Cognitive load theory is credited to the work and research of John Sweller in the 1980s. In this article, I try and decode it to help Instructional Designers understand the concept and apply it when they design learning material. Since this is a tough concept with a number of inter-related elements, I have presented it as a series of FAQs. Hopefully, this will reduce Cognitive Load!
What does Cognitive Load mean?
Your working memory is used when you learn something new. The effort required to process new information by your working memory is known as Cognitive Load.
How does it impact learning?
Working memory is limited in capacity – it cannot hold too much information. High cognitive load requires more working memory resources and thus impacts the learning process.
How can you determine if the Cognitive Load is high or low?
Two factors impact Cognitive Load.
- Content Complexity: Some content is inherently complex, and its very nature places a load on working memory resources. This is known as Intrinsic Cognitive Load.
- Learner Profile: If the learner is a novice, inherently complex content can create a Cognitive Load. However, the same content may not seem as difficult or complex to an intermediate or advanced learner.
What is Element Interactivity?
Element interactivity refers to the logically-related elements in learning material. Since the elements are related, they must be processed simultaneously in working memory. These elements need to be connected by the learner in order to develop a deep understanding of the subject. Content with a high number of interacting elements is said to be high in element interactivity.
Here is an example. Consider that you are teaching a new recruit in your organization the storyboarding process in ELearning. Here is all that you would need to cover.
This is content with high element interactivity. Each element further has concepts and sub-concepts embedded within. Furthermore, these elements are also interconnected. But at the moment, for any novice these are all disparate terms. He/she will not be able to connect any of these elements.
So, we can assume that this content will impose a high cognitive load on a novice learner.
The same content for someone who is trained in the storyboarding process, and has also written a couple of storyboards, would appear less daunting, because he/she has developed a mental schema through learning, practice and retrieval. Schemas are an efficient way to organize interrelated concepts in a meaningful way. A person with some understanding of the scripting process will possess a schema such as this. As you can see, many connections are made between the elements.
Finally, an Instructional Designer with five or more years of experience has learned and applied these concepts many times. Each time the designer wrote a script, the connections between various elements became stronger. The experience also helped the designer to connect more concepts, which perhaps earlier seemed to be unconnected. An advanced learner’s schema on the scripting process will appear something like this.
Is high element interactivity the only aspect that impacts Cognitive Load?
No. Element interactivity causes Intrinsic Cognitive Load. But at times, the way we design learning material can create an added Cognitive Load. This is called Extrinsic Load. For example, if we were to design this entire program with all the concepts listed in the diagram using a game, it will add to the Cognitive Load. Because, now along with the content, the learner must learn the rules of the game too!
In addition, there is a third type of Cognitive Load, called Germane Load. This load helps novices to learn new material. Hence, this load is considered to be a nice-to-have load.

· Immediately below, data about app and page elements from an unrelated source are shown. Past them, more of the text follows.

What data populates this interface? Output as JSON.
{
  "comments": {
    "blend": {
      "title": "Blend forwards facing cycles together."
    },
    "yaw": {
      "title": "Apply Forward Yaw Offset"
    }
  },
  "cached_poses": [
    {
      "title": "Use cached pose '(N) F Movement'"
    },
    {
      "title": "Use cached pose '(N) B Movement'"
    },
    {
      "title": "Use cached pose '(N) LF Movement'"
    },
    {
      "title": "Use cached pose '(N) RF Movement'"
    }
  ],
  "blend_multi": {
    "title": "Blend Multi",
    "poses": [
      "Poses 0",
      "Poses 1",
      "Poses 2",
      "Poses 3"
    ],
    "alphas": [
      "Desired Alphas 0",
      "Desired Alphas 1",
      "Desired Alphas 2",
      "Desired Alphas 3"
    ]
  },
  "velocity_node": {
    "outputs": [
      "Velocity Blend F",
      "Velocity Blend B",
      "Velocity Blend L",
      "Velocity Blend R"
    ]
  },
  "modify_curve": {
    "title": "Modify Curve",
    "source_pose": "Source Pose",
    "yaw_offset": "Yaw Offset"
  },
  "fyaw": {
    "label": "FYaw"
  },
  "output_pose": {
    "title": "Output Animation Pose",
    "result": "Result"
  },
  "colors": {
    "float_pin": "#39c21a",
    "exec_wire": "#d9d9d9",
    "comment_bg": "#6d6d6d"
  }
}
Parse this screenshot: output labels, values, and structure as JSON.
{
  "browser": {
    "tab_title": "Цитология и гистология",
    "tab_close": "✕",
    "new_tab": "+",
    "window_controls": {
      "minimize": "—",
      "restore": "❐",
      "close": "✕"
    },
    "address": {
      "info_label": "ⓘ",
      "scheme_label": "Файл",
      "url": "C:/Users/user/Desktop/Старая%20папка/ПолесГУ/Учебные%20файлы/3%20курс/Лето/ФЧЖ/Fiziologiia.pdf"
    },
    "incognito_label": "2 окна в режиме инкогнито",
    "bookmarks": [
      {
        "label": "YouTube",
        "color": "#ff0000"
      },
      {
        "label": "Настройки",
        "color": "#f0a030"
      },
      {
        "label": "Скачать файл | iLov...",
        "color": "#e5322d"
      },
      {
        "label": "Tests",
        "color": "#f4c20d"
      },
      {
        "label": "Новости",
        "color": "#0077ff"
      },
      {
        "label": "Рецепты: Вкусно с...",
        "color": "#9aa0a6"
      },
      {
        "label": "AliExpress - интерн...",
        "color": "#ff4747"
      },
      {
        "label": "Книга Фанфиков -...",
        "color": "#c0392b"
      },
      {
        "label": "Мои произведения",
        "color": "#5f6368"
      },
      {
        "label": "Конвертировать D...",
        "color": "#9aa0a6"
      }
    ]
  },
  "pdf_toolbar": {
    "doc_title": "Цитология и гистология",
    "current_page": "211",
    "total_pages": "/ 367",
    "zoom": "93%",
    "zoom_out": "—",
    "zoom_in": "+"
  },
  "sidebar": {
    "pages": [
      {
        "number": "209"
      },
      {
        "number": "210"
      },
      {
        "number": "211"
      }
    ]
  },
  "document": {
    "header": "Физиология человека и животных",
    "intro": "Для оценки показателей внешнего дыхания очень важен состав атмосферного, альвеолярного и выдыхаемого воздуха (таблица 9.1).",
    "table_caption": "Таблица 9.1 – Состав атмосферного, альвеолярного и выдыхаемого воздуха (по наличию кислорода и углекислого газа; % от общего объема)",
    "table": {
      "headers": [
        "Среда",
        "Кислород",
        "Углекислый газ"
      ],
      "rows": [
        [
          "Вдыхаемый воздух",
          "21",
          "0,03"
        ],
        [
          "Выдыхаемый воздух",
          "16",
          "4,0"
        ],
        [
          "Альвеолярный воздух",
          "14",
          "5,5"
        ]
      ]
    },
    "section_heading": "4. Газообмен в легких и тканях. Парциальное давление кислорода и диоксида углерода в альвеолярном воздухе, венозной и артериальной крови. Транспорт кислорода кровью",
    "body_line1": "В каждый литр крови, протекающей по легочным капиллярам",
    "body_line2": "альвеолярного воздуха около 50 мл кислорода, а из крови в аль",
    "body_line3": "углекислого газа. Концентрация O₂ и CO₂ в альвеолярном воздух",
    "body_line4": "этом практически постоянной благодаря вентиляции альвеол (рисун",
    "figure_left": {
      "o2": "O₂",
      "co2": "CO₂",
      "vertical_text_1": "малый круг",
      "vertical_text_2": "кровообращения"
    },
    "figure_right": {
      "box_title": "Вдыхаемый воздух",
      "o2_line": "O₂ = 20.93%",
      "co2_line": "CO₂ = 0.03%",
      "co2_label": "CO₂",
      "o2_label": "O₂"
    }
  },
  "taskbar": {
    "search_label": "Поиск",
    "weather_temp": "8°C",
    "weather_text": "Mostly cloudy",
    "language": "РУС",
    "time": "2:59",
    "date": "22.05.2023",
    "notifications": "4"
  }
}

What is Germane Load?
Germane Load refers to the working memory resources available to deal with the element interactivity associated with intrinsic cognitive load. This type of cognitive load is directly associated with the construction of schema. To continue with our example, structuring the content related to the scripting process as a series of meaningful tasks (refer to the first column in the Table) will help learners develop a schema.
What should Instructional Designers do to address Cognitive Load?
They can do three things.
1. Manage Intrinsic Cognitive Load: This can be achieved in many ways:
- Chunk Content: Content can be chunked into small independent learning units (yes, it’s possible – you just have to try hard). This is similar to the concept of Microlearning that has become popular these days.
- Remove material that is to be “referenced” and not learned: They can identify content pieces that may be provided as job-aids or ready reckoners, and remove these from the teaching-learning process. In our example, we can provide the Storyboard format as a job-aid that can be referred to by the learner while working. Refer to the image below. This is an image of a job-aid, which explains what goes into each column in the Scripting Format.
- Provide worked examples. Worked examples help reduce intrinsic cognitive load. In our example of the scripting process, this can be reference material that learners can use after the training is complete. The image below is an example of a sample script with comments explaining how each column should be populated.
2. Minimize Extrinsic Load: Do not add design elements that will create an additional Cognitive Load. For example, avoid using Game-based learning to teach complex content, or content with high element interactivity.
3. Optimize Germane Load: Help your learners to develop schemas. Organize interrelated concepts in a meaningful way. Refer to the image below. Columns 2 (Why), 3 (Principle/Framework) and 4 (Output/Deliverable) in the Table are meant to depict how various elements that make up the Scripting process are connected.
If you have any other query related to Cognitive Load, post it in the Comments section below and we will get back to you with our response at the earliest!